A British study of 1.3 million patients found that over a woman, the greater her risk of developing cancer.

Large women have a higher risk of developing cancer, according to a study published in the medical journal The Lancet Oncology Thursday, July 21. Dr. Jane Green and his colleagues at the University of Oxford and the Catalan Institute of Oncologist in Barcelona have reached this conclusion after having scoured the medical records of the cohort of the “Million Women Study”.

1,297,104 women followed for 6 years

Other studies.

Previous studies have made the link between size and breast cancer in females and testicular cancer in men, but it establishes a link with wider ten types of cancers.

97,376 cancers.

1297104 files on women of the “Million Women Study”, followed by the team of Dr. Green between 1996 and 2001, 97,376 cancers were recorded. This study establishes a link between the size of the patients and ten types of cancer: colon, rectal, melanoma, breast, uterus, ovary, kidney, lymphoma, non-Hodgkin lymphoma and leukemia.

Three times more likely.

Women who measure more than 1, 73 m and 37% have more risk of developing cancer than those who do not measure over 1.50 m. From this height, the risk of getting cancer increase even 16% every 10 centimeters.

The increased relative risk for 10 cancers.

But the 17 cancers evaluated in 97,376 patients, the relative risk (RR) of 16% every 10 centimeters is significantly increased for 10 of them: malignant melanoma (32%), kidney (29%), leukemia ( 26%), colon (25%), lymphoma (21%), brain (20%), endometre (19%), ovary (17%), breast (17%), rectum (14%).


Social status does not change.

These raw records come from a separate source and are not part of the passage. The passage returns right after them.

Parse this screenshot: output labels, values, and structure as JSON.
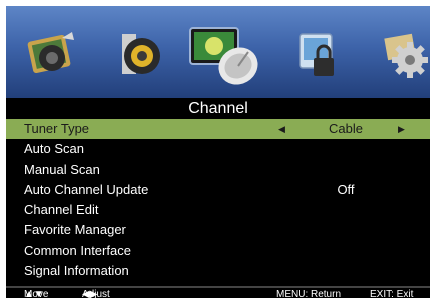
{
  "title": "Channel",
  "icons": [
    "picture-icon",
    "sound-icon",
    "channel-satellite-icon",
    "lock-icon",
    "setup-gear-icon"
  ],
  "menu": {
    "items": [
      {
        "label": "Tuner Type",
        "value": "Cable",
        "selected": true,
        "arrows": true
      },
      {
        "label": "Auto Scan",
        "value": ""
      },
      {
        "label": "Manual Scan",
        "value": ""
      },
      {
        "label": "Auto Channel Update",
        "value": "Off"
      },
      {
        "label": "Channel Edit",
        "value": ""
      },
      {
        "label": "Favorite Manager",
        "value": ""
      },
      {
        "label": "Common Interface",
        "value": ""
      },
      {
        "label": "Signal Information",
        "value": ""
      }
    ]
  },
  "footer": {
    "move_label": "Move",
    "adjust_label": "Adjust",
    "menu_label": "MENU: Return",
    "exit_label": "EXIT: Exit"
  },
  "colors": {
    "selected_row": "#8aac54",
    "icon_bar": "#3d63a9",
    "background": "#000000"
  }
}
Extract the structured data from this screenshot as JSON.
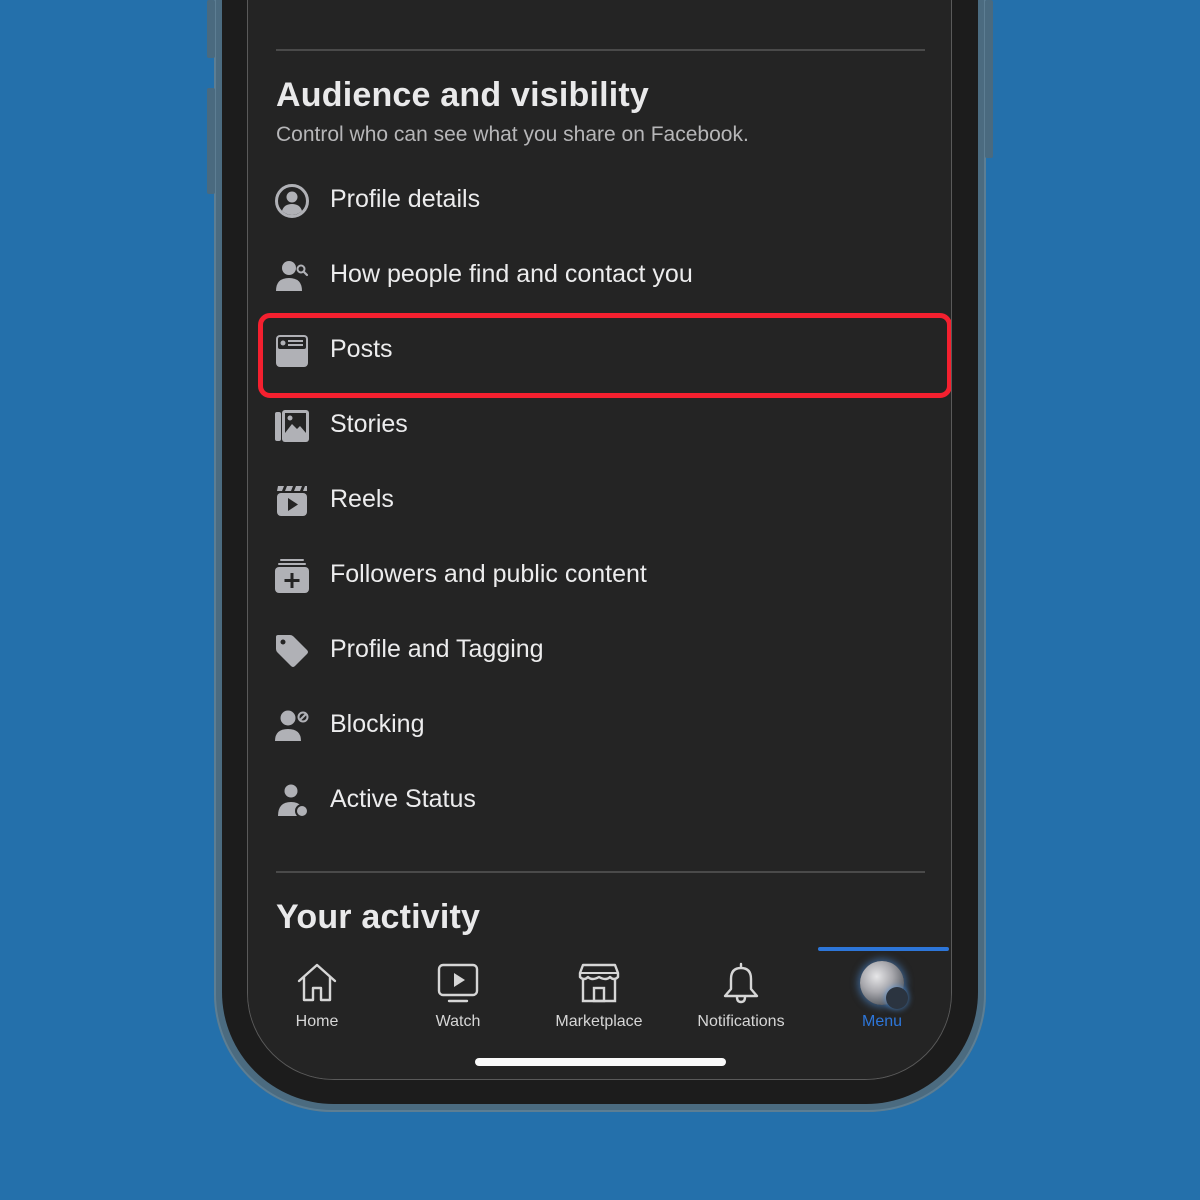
{
  "colors": {
    "background": "#2470ab",
    "screen": "#242424",
    "highlight": "#f4202f",
    "accent": "#2d76d9",
    "icon": "#b0b1b6"
  },
  "section_audience": {
    "title": "Audience and visibility",
    "subtitle": "Control who can see what you share on Facebook.",
    "items": [
      {
        "label": "Profile details",
        "icon": "profile-circle-icon"
      },
      {
        "label": "How people find and contact you",
        "icon": "person-search-icon"
      },
      {
        "label": "Posts",
        "icon": "posts-card-icon",
        "highlighted": true
      },
      {
        "label": "Stories",
        "icon": "stories-photo-icon"
      },
      {
        "label": "Reels",
        "icon": "reels-clapper-icon"
      },
      {
        "label": "Followers and public content",
        "icon": "followers-add-icon"
      },
      {
        "label": "Profile and Tagging",
        "icon": "tag-icon"
      },
      {
        "label": "Blocking",
        "icon": "person-block-icon"
      },
      {
        "label": "Active Status",
        "icon": "person-status-icon"
      }
    ]
  },
  "section_activity": {
    "title": "Your activity"
  },
  "tabbar": {
    "tabs": [
      {
        "label": "Home",
        "icon": "home-icon"
      },
      {
        "label": "Watch",
        "icon": "watch-icon"
      },
      {
        "label": "Marketplace",
        "icon": "marketplace-icon"
      },
      {
        "label": "Notifications",
        "icon": "bell-icon"
      },
      {
        "label": "Menu",
        "icon": "avatar",
        "active": true
      }
    ]
  }
}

RR does not vary depending on the socioeconomic status of patients and not depending on other variables such as age, alcohol, body mass index (BMI), exercise physical. It does not evolve depending on the age of menarche, mode of contraception, menopause or even hormone therapy. However, the relationship between size and cancer is most obvious in smokers.

“No worries,” says study author

A difference of 2 to 1000.

But this increased risk is less real than it seems: calculated that “For 1000 women in the larger (average size of 1.74 m, there are 10 cancer diagnoses on a given year, whereas in 1000 women in the smaller (average size 1.60 m, there will be 8 cancer diagnoses in a given year. difference in absolute value is therefore only 2 more diagnoses per 1000 women per year. ”

Reassuring words.

Sara Hi om, the British Institute for Research on Cancer, wants to be reassuring: “Most people are not much larger or much smaller than the average size and will have a small impact on their risk individual developing cancer, she says the Telegraph . And if we can not do anything against his size, the way we live it, we can substantially reduce the risk of cancer, such as avoiding smoking, moderating alcohol consumption, being careful his line and practicing a sport. ”

Understand cancer.

Caitlin Palframan, association Beating breast cancer,: “The big question is why this link exists. If we can find out why size plays a role, it will allow us to understand how some cancers develop. ”

A link but no cause established.

The researchers believe that growth hormones may be involved because they play a role in tumor development. “The other hypothesis is that tall people are simply more cells and proportionately more likely that they evolve into cancer cells. The average size of a centimeter increased every decade in the twentieth century.

Men involved too.

While this study covers only women, Dr. Jane Green believes that men are not immune to demonstrate more they would be great too, and they run the risk of developing cancer.